Uniformly low air permeability is one of the primary quality specs of this heavily refined sheet, as it indicates good barrier resistance to fat and moisture penetration. Good formation and consistent moisture are key requirements, as is uniform crossdirection caliper. Mattias Wigelius, PM2 Production Manager, says. “Even profiles are very important for our converting processes and those of our customers. We produce some small rolls (1 meter width) and the converting lines are slowed down if the profiles across the roll width are not so good. Roll hardness differences cause wrinkles and there can be problems with the forming of baking cups.”
Machine direction grammage and moisture controls are coordinated with the system’s IQwetendMD model predictive controller. The system manages the cascade control of nine steam sections in the main and after dryer sections. Cross-direction caliper control was re-implemented in the new system by interfacing to an existing induction profiler on the machine calender.
Better working effectiveness
One of the major goals of the project was to streamline and integrate the operator interface so the operators would have a much better view of the entire operation and would therefore control it better. Typical of older QCS systems, the operator interface and control operation was not consolidated in one place. The video interface station showed quality profiles, but the system’s supervisory control functions were distributed to panel controllers. This scattered and awkward operating method was resolved by removing the panel controllers and consolidating all measurements and controls in a unified DNAUse operator interface. Operators can now see cause and effect relationships for the paper quality and machine controls and their time trends. The more compact system also freed up much more space in the control room.

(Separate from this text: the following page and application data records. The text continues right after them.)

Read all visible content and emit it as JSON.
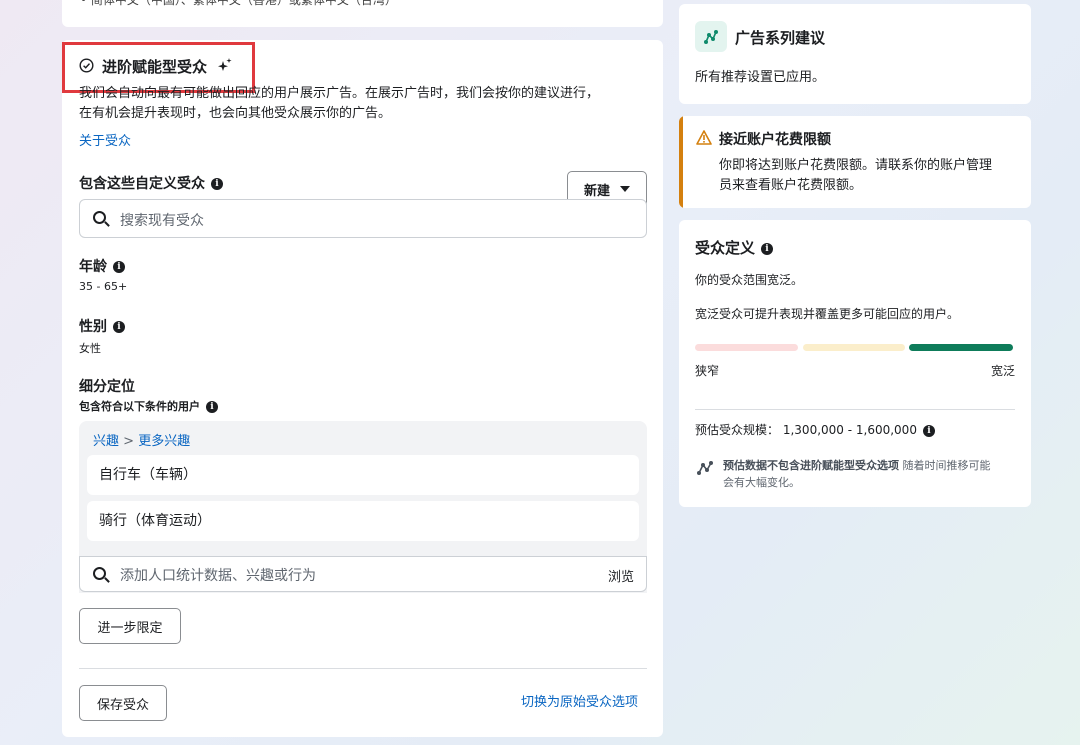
{
  "top_card": {
    "strip_text": "• 简体中文（中国）、繁体中文（香港）或繁体中文（台湾）"
  },
  "audience_card": {
    "title": "进阶赋能型受众",
    "description_line1": "我们会自动向最有可能做出回应的用户展示广告。在展示广告时，我们会按你的建议进行，",
    "description_line2": "在有机会提升表现时，也会向其他受众展示你的广告。",
    "about_link": "关于受众",
    "custom_audience_label": "包含这些自定义受众",
    "new_button": "新建",
    "search_placeholder": "搜索现有受众",
    "age_label": "年龄",
    "age_value": "35 - 65+",
    "gender_label": "性别",
    "gender_value": "女性",
    "targeting_label": "细分定位",
    "targeting_sub": "包含符合以下条件的用户",
    "breadcrumb_1": "兴趣",
    "breadcrumb_sep": ">",
    "breadcrumb_2": "更多兴趣",
    "interests": [
      "自行车（车辆）",
      "骑行（体育运动）"
    ],
    "add_placeholder": "添加人口统计数据、兴趣或行为",
    "browse": "浏览",
    "narrow_button": "进一步限定",
    "save_button": "保存受众",
    "switch_link": "切换为原始受众选项"
  },
  "campaign_suggestion": {
    "title": "广告系列建议",
    "body": "所有推荐设置已应用。",
    "accent": "#0e8a6b"
  },
  "spend_limit": {
    "title": "接近账户花费限额",
    "body_line1": "你即将达到账户花费限额。请联系你的账户管理",
    "body_line2": "员来查看账户花费限额。",
    "accent": "#d4800f"
  },
  "audience_definition": {
    "title": "受众定义",
    "status": "你的受众范围宽泛。",
    "explanation": "宽泛受众可提升表现并覆盖更多可能回应的用户。",
    "narrow_label": "狭窄",
    "broad_label": "宽泛",
    "scale_level": "broad",
    "segment_colors": [
      "#fbdcdc",
      "#fbeecb",
      "#0e7c5a"
    ],
    "size_label": "预估受众规模：",
    "size_value": "1,300,000 - 1,600,000",
    "note_bold": "预估数据不包含进阶赋能型受众选项",
    "note_line1_rest": "随着时间推移可能",
    "note_line2": "会有大幅变化。"
  }
}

Wigelius says the better process overview has made a positive contribution to the operators working effectiveness. Profile resolution is better, so operators are more conscious of optimizing the sheet uniformity. “The operators see more and spend more time cleaning fabrics. It’s had a noticeable affect on quality,” he adds. Grammage changes are faster, as well.
60% less sheeting waste; customers notice
The uniformity of the caliper profile has had the most significant impact on paper reel quality and how it converts into sheets. Wigelius states, “After the change of the system our sheeting department reports the waste for hard or loose edges totally disappeared and the reels are also much smoother than before. All this is due to the improved control with the new Metso system. The waste is down by 60% – about 6 tons per month less waste. Of course, our other (external) customers notice and are aware of smoother and better reels.”
Although the control of caliper is accomplished with the same number of profiler actuator zones, each control “cell” has much more information about the CD profile since sensors are faster and more precise and the CD resolution has improved by leaps and bounds from the 1980s. The IQwebCD control algorithm takes full advantage of this improved resolution and helps to recover paper quality quickly after a break or other upset. The Metso IQWebCaliper sensor has a CD resolution of 10mm, so across a web width of 4.2 meters there are 420 points which can be used for control. The result is faster and more precise control as seen by Nordic Paper.
The PM2 system started up quickly with paper quality established without delay. The excellent quality has been maintained, according to Wigelius, “I know our quality is better than before, and that results in lower broke in the mill and fewer claims.”
* Mark Williamson is a Journalist Engineer specializing in Paper industry based in Thornhill, Ontario, Canada